Element data from apps and pages:
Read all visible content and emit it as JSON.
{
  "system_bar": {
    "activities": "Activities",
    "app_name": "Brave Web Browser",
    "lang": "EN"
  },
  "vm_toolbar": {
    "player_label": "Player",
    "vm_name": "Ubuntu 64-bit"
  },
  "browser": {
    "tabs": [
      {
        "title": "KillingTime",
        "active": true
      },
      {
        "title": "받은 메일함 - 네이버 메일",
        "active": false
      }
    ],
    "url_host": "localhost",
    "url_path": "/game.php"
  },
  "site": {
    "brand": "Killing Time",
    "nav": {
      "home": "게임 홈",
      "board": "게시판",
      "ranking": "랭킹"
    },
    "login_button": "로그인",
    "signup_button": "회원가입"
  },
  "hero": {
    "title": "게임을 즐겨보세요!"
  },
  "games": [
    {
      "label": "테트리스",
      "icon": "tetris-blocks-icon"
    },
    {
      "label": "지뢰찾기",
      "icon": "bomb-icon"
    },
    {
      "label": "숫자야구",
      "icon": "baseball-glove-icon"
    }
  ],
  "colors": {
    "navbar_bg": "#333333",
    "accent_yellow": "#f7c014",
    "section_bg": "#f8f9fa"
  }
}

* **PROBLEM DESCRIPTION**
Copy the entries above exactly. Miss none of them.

* **EXERCISE OUTPUT**
Read all visible content and emit it as JSON.
{
  "system_bar": {
    "activities": "Activities",
    "app_name": "Brave Web Browser",
    "lang": "EN"
  },
  "vm_toolbar": {
    "player_label": "Player",
    "vm_name": "Ubuntu 64-bit"
  },
  "browser": {
    "tabs": [
      {
        "title": "KillingTime",
        "active": true
      },
      {
        "title": "받은 메일함 - 네이버 메일",
        "active": false
      }
    ],
    "url_host": "localhost",
    "url_path": "/game.php"
  },
  "site": {
    "brand": "Killing Time",
    "nav": {
      "home": "게임 홈",
      "board": "게시판",
      "ranking": "랭킹"
    },
    "login_button": "로그인",
    "signup_button": "회원가입"
  },
  "hero": {
    "title": "게임을 즐겨보세요!"
  },
  "games": [
    {
      "label": "테트리스",
      "icon": "tetris-blocks-icon"
    },
    {
      "label": "지뢰찾기",
      "icon": "bomb-icon"
    },
    {
      "label": "숫자야구",
      "icon": "baseball-glove-icon"
    }
  ],
  "colors": {
    "navbar_bg": "#333333",
    "accent_yellow": "#f7c014",
    "section_bg": "#f8f9fa"
  }
}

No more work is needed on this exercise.